Conversely, Jesus promises that the spiritual resources that are bestowed to us by Him have an eternal quality. Jesus does not respond to us with half-measures. The quality and the quantity of the spiritual resources given by Jesus is never less than what our situation requires.


Our preference and priority then should be for the spiritual resources made available by Christ. The prophet Jeremiah says much the same in chapter 2, verse 13, of his book—speaking "the word of the Lord" Jeremiah says, "My people have committed two evils: They have forsaken Me, the fountain of living waters, to hew for themselves cisterns, broken cisterns, that can hold no water". If there was ever an accurate description of our own day and age this is it. Many people, including probably a great many Christians, spend a disproportionate amount of time hewing cisterns that hold no water.


Rather than seeking the approval of God, we go to great lengths to gain the approval of colleagues and friends. Rather than seeking "treasures in heaven, where neither moth nor rust can destroy", we eagerly seek to earn more money and to gain more material possessions. Rather than spending abundant time with God in prayer, study, and corporate worship, we choose to use our free time watching television and reading the newspaper.


In my estimation, too many people—too many Christians—spend time hewing cisterns that hold no water. Why is this the case? The only reason I can think of is that we lack an appreciation for how good the "living water" of Christ is. As C.S. Lewis has said, our biggest problem is not that we want too much, but that we want too little. We are like a child who insists upon having a hamburger even while beef tenderloin is being offered.

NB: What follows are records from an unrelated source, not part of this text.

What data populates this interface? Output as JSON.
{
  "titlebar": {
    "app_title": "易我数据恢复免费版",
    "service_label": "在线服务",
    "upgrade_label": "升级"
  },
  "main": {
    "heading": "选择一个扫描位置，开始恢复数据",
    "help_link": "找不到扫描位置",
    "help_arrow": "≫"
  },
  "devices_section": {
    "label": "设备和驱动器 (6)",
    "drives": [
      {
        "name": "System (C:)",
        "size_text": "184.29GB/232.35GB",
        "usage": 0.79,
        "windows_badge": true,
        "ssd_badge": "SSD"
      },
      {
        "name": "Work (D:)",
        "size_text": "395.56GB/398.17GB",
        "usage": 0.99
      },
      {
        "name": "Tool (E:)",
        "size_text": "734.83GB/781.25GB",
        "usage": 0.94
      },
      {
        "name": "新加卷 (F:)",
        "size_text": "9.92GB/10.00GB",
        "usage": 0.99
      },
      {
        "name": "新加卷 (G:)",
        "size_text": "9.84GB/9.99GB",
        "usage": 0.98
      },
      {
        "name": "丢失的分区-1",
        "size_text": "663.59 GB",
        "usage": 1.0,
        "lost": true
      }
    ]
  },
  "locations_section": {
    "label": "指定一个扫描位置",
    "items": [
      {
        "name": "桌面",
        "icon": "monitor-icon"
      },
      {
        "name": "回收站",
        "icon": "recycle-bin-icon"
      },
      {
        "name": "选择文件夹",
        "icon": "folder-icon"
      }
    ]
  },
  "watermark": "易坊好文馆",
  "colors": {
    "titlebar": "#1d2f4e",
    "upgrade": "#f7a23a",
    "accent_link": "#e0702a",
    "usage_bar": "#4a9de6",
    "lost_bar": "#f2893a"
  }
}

Perhaps our expectations are all wrong. We expect that going to Sunday service will be an inconvenience. We expect that reading the Bible will be a bore. We expect that prayer will never change anything. We expect that obeying Christ will be too difficult a task. The first thing that many of us must do is change our expectations concerning the "living water". Jesus says that, with His water, we will never thirst again.


What I hear Jesus saying is that what He provides will satisfy us. The living water of Christ is designed to satisfy our deepest longings. Jesus says that when we possess what He gives, we won’t be thirsty—we won’t be lacking what we really need.


Do you believe that? Have you tasted this living water for yourself?


There is no limit to the spiritual resources available in Christ. If we bow our hearts before Him, if we thirst after Him, every spiritual grace will be at our disposal. The grace to persevere hardship, the grace to overcome temptation, the grace to obey, the grace to experience joy and lasting peace.


Friends, I am not asking you to abandon your efforts to meet your physical needs—we’re all going to go and eat lunch very shortly in order to satisfy our stomachs. Later today we’ll make sure the heat in our home is sufficient to keep our body warm. Undoubtedly, we’ll visit a bank this week to ensure that our finances are in order. . . I’m not asking you to abandon your temporal responsibilities, but I am reminding you of Jeremiah's warning—these cisterns, at the end of the day, hold no water—they don’t ultimately satisfy.


Temporal responsibilities should not occupy first place in your life. Jesus tells us that true fulfillment comes when we thirst for Him, and when we seek the "living water" He provides. Amen.